Bryn Mawr College
In general, although human beings are the origin of nomos in its early
stage of formation, we do not have complete control over the consequences
of law and customs. Rather, it has a natural trajectory of evolution. Further,
as Aristotle proposes, justice is not the ultimate goal of human association;
thus, when we understand the institutional expression of nomos, we need to
put it in a bigger context. More specifically, friendship is a higher and more
necessary need for human beings, which comes from our natural tendency to
form relationship with other individuals in our species. As the foundation for
the formation of cities and human associations in general, its natural
character also contributes to the natural justice argument that we provided
in this essay.

Yitan Coco Wang


Bryn Mawr College

Aristotle, Robert C. Bartlett, and Susan D. Collins.

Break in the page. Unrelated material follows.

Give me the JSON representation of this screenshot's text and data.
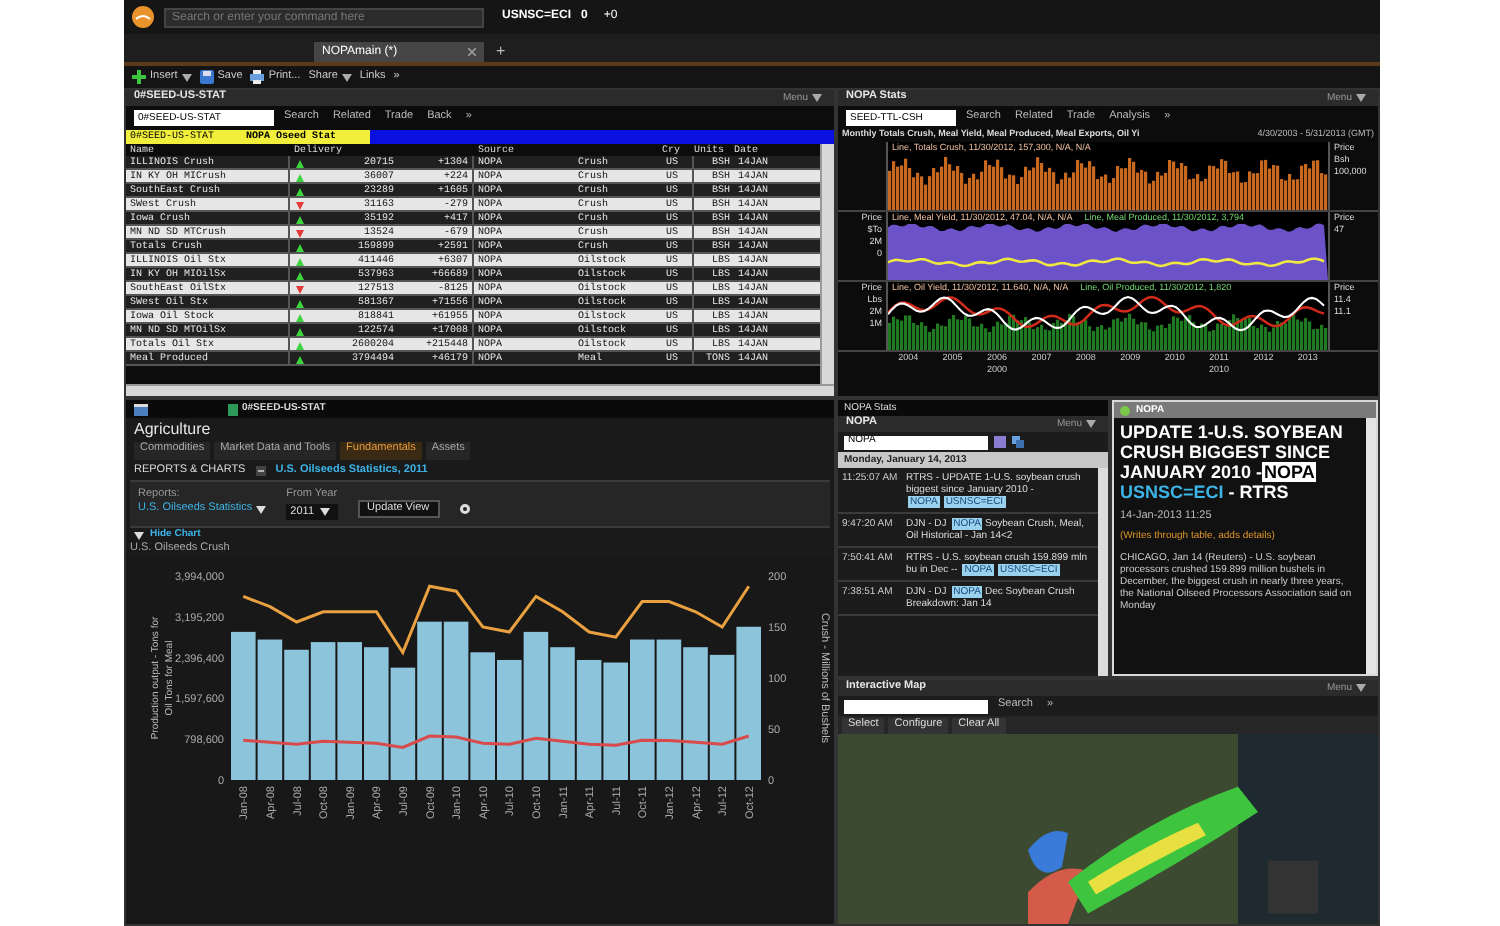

Aristotle's Nicomachean


Ethics. Chicago: University of Chicago, 2011. Print.